At the show cause hearing there was much uncontradicted testimony regarding living conditions in the couple's home. It appears that neither D.O. nor V.O. were home very much in the evenings. Two teenage girls testified that they babysat with J.O. quite often, and that the child's mother, V.O., would buy them beer to get them to babysit when they were reluctant. The babysitters testified that the house was filthy--that there were unwashed moldy pans in the kitchen and that the child's bed was dirty most of the time and smelled strongly of urine. D.O. testified that his wife seldom cooked meals and that the most J.O. got for dinner was peanut butter sandwiches.
There is some dispute as to who had custody of J.O. at various times since late July of 1976. D.O. and both his parents testified that, after she left for Fargo, V.O. did not come to get the child until about two months later. V.O. did not testify at the hearing, but stated in an affidavit that she brought the child to Fargo in early August--shortly after she left her husband. It appears that J.O. was moved back and forth for a period of time. The parties agree that the child became ill and stayed at D.O.'s parent's home from late October until November 7, at which time V.O. brought the child to Fargo without informing D.O. or his parents. The Order to Show Cause was served upon her shortly thereafter.
There was no evidence presented as to the environment provided for J.O. by his mother while in Fargo.
The child's paternal grandparents testified that they are in good health and willing to have J.O. in their home. The court then indicated the possibility of awarding custody to the grandparents rather than to D.O. or V.O. The grandfather stated that he would be willing to assume that obligation and would exercise judgment independent of D.O. or V.O. to protect the child.
We are urged on one hand to treat this action as a trial de novo and, on the other, to apply Rule 52(a), N.D.R.Civ.P., which dictates that the lower court's findings of fact not be set aside unless found clearly erroneous. We do not at this time adopt either position. For the purposes of our determination of whether to stay this Order pending appeal, we give appreciable weight to the decision of the trial court.
In light of the trial court's apparent finding that a change of custody was in the best interest of the child, considering that the child has now been in the custody of its grandparents since December 14, 1976, that the trial court was satisfied that they could properly care for the child, and that we have been shown little to allay our misgivings about the stability of conditions for the child if put in custody of its mother in Fargo, we decline to order yet another custody change.

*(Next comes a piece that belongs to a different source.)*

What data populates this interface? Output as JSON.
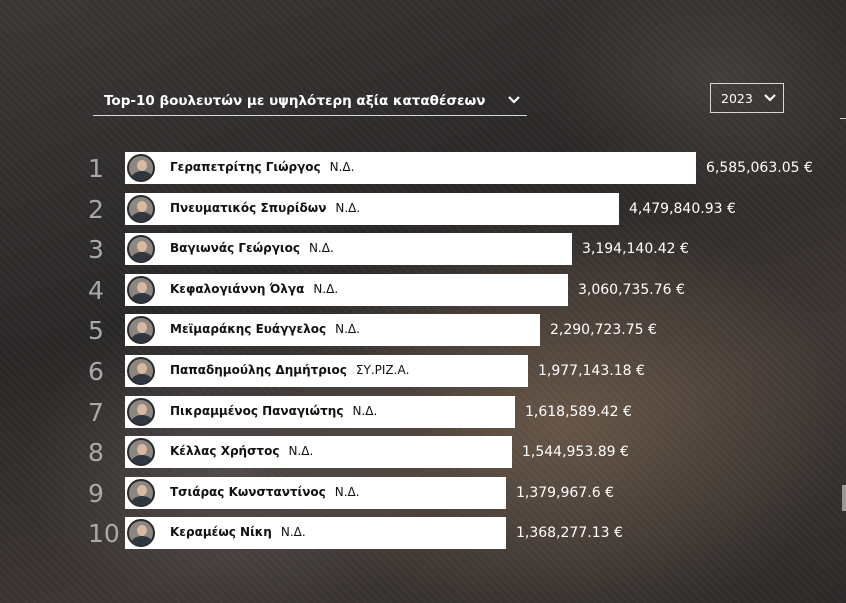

See, e.g., In the Interest [Custody] of D. G., a Child, 246 N.W.2d 892 (N.D.1976); Jordana v. Corley, 220 N.W.2d 515 (N.D. 1974).
In the best interests of the child, we urge the parties to bring the matter of the complaint and answer before the trial court at the earliest opportunity for a determining of all issues including custody of the child.
For the same reasons, we urge the trial court to facilitate the hearing of this matter as soon as possible.
For the reasons stated in this opinion, the application for a stay of the Order of the trial court pending appeal is denied.
Ralph J. Erickstad, C.J.
William L. Paulson
Paul M. Sand
Vernon R. Pederson